> **TASK PROMPT**
Look for the string "selected" in the data below, and copy each line that holds it.

Data about app and page elements:
——————————
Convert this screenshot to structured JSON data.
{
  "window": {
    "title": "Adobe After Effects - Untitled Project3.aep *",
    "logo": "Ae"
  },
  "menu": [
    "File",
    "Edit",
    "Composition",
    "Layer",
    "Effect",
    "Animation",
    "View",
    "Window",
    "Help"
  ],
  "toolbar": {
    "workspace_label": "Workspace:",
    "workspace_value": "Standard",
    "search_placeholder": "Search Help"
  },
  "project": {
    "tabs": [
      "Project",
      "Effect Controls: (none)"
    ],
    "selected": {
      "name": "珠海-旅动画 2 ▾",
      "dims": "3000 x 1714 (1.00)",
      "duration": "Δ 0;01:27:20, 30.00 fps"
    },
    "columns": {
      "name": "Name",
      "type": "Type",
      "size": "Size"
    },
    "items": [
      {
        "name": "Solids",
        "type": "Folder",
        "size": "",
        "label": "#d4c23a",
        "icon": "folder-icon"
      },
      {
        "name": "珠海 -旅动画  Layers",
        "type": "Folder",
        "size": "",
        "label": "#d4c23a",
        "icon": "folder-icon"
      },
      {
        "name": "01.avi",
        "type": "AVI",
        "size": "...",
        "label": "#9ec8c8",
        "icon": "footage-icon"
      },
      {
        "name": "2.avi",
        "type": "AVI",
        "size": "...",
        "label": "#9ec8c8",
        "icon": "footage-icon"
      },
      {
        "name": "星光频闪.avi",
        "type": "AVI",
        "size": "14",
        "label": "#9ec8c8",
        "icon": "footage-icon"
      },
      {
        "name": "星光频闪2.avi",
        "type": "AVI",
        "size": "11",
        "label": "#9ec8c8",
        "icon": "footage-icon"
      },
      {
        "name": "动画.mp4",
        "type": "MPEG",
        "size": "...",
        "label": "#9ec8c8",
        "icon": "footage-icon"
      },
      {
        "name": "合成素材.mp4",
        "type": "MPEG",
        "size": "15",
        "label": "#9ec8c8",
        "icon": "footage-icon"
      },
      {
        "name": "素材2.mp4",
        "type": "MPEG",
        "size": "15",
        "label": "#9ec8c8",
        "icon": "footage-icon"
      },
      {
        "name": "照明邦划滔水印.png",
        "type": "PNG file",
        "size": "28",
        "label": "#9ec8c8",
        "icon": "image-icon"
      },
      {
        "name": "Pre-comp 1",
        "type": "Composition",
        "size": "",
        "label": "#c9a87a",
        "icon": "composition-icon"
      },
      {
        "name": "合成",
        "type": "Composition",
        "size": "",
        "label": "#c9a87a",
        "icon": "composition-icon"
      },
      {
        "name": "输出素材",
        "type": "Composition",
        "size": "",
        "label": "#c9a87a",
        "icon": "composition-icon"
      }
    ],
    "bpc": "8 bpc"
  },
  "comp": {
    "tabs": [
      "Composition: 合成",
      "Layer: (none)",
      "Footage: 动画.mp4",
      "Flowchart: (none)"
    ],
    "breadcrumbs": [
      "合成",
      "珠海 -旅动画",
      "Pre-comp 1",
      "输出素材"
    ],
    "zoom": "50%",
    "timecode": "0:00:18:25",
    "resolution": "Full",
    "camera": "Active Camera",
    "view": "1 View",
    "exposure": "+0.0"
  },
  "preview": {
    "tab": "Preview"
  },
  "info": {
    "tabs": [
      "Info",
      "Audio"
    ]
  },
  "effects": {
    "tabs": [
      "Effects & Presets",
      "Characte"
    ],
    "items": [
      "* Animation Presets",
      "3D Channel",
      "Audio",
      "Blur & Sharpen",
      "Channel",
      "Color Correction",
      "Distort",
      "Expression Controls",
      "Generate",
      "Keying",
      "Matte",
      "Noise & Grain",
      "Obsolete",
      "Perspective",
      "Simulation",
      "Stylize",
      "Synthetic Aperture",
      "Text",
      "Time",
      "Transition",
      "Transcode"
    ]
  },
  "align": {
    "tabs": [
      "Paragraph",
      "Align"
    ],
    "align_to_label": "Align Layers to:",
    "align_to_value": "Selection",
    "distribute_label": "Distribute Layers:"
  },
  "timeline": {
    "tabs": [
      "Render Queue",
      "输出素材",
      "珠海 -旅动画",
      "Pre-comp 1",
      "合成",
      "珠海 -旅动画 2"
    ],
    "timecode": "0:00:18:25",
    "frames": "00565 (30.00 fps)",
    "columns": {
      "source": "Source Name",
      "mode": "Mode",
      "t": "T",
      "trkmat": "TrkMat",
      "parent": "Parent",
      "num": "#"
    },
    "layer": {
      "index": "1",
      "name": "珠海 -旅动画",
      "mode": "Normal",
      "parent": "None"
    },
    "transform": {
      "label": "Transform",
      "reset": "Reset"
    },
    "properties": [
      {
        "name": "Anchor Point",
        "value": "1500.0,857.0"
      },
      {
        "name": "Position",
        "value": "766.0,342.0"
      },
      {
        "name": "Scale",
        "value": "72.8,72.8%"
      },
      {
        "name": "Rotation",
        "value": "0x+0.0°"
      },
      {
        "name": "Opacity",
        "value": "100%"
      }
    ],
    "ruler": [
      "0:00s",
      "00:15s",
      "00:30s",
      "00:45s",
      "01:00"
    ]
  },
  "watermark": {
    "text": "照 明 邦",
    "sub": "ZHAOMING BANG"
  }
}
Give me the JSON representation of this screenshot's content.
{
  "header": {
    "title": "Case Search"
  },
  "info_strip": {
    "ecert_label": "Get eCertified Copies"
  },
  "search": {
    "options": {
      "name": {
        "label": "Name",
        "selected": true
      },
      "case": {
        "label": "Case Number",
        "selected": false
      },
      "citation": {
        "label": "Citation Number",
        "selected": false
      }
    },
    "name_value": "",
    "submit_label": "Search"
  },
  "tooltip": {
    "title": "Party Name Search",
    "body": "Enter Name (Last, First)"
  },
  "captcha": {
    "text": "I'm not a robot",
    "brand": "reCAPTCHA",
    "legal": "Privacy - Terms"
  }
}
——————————
> **SOLUTION**
    "selected": {
        "selected": true
        "selected": false
        "selected": false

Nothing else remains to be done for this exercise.